So even now that I’m full-time, time limits are still the name of game for me.
Lots of financial wiggle room for reinvesting
I could reinvest aggressively which made me grow faster than I probably would have
Instead of relying on my business to support me, I was able to reinvest every penny I made back into the business for the first two years.
If I hadn’t had this freedom, I would have been scared to invest in anything!
Why I made the decision to go full-time
I worked on my money mindset
This sounds a bit woo-woo, but it’s true. Over the past couple of years, I’ve done a ton of work on my money and success mindset. From all the books to courses I’ve gone through, the Lucky Bitch Bootcamp by Denise Duffield-Thomas is the best.
The key for me was getting clear about what my first class life looked like. And I realised it was more about owning my own time, having the complete freedom to pursue projects that I felt passionate about and the ability to work from anywhere than about accumulating a pile of material things.
Being able to do whatever I wanted instead of dragging myself to a job I didn’t enjoy anymore became a symbol of ultimate luxury for me.
My job started being a barrier to growth
At some point, my job started to get in the way of growing my business. I’d hired people and signed up for expensive tools to help me run it so I could keep doing both. But at a certain point, I questioned how far I’d go to keep juggling or whether it was time to just make a choice.
The choice was made when I almost turned down a slew of exciting opportunities because of the time factor. The Universe was sending me signs, I just had to wake up and pay attention.
I read a certain book
I was part of a Secret Santa exchange and received a book that had been recommended to me again and again in the past. I took it as a sign and got the audiobook to listen to during my commute.
Playing Big: Practical Wisdom for Women Who Want to Speak Up, Create, and Lead was a total game changer.
From breaking up with praise, to understanding where my experience with fears came from, to setting gift goals – as soon as I read it, I know it was time to give my notice.
Why I wrote this post
I felt I needed to write this post for a few reasons. First, I wanted to mark the occasion. This is a big change in my business and life, and I’ve resolved to be more open with what’s really going on in my business – the good, the bad and ugly. I completely shocked my mastermind buddies when they found out I had a job which let me know I hadn’t done a great job of being completely open about it.

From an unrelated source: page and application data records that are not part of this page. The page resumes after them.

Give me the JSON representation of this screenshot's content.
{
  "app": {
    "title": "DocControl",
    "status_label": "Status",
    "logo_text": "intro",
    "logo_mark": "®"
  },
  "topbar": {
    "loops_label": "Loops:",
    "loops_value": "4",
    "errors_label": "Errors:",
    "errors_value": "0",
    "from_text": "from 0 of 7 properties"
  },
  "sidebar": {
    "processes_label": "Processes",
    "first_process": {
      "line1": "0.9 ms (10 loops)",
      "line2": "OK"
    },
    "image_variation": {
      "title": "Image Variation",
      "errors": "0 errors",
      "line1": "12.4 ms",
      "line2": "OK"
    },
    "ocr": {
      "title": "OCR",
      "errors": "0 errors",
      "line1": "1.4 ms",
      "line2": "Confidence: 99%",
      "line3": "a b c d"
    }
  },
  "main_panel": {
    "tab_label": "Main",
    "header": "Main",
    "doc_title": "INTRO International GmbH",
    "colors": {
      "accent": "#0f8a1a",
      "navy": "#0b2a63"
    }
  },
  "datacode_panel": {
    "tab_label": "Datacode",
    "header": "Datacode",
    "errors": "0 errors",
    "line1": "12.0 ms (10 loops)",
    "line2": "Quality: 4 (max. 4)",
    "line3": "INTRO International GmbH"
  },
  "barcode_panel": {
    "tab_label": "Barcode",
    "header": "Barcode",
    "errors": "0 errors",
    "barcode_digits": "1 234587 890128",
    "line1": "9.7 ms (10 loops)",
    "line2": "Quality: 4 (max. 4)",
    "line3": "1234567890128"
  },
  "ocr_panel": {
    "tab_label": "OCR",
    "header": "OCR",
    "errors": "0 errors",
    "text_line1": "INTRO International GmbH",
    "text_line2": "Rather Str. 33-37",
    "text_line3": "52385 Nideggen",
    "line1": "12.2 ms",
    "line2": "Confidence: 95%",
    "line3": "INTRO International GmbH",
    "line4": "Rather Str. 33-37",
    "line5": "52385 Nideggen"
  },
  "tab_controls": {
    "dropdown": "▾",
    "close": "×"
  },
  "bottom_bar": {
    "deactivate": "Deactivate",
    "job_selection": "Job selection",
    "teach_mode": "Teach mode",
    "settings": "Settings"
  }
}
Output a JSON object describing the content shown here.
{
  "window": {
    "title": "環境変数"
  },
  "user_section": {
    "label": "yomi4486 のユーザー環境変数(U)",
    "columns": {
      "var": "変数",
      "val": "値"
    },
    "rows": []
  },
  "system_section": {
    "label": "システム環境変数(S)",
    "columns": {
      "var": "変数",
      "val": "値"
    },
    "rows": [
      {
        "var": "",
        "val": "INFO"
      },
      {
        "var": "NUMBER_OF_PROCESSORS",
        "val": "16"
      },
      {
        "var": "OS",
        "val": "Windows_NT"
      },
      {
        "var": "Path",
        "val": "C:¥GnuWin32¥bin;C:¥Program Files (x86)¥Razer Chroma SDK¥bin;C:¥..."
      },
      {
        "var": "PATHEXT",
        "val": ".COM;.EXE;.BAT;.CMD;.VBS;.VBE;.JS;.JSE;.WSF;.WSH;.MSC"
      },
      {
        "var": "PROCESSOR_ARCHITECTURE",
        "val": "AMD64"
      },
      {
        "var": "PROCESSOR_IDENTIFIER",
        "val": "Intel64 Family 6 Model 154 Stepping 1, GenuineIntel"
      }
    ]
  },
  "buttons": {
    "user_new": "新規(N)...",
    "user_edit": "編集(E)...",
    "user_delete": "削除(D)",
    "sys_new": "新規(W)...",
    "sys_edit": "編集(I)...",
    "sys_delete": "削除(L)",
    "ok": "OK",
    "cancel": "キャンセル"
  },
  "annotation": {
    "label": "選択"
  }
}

Second, if anyone reading this is also double-dutying – you’re not alone, and I commend you for rocking both a job and your biz at the same. It’s not easy, but it’s possible (for awhile at least!)
Are you growing your business part-time? Or did you when you first started?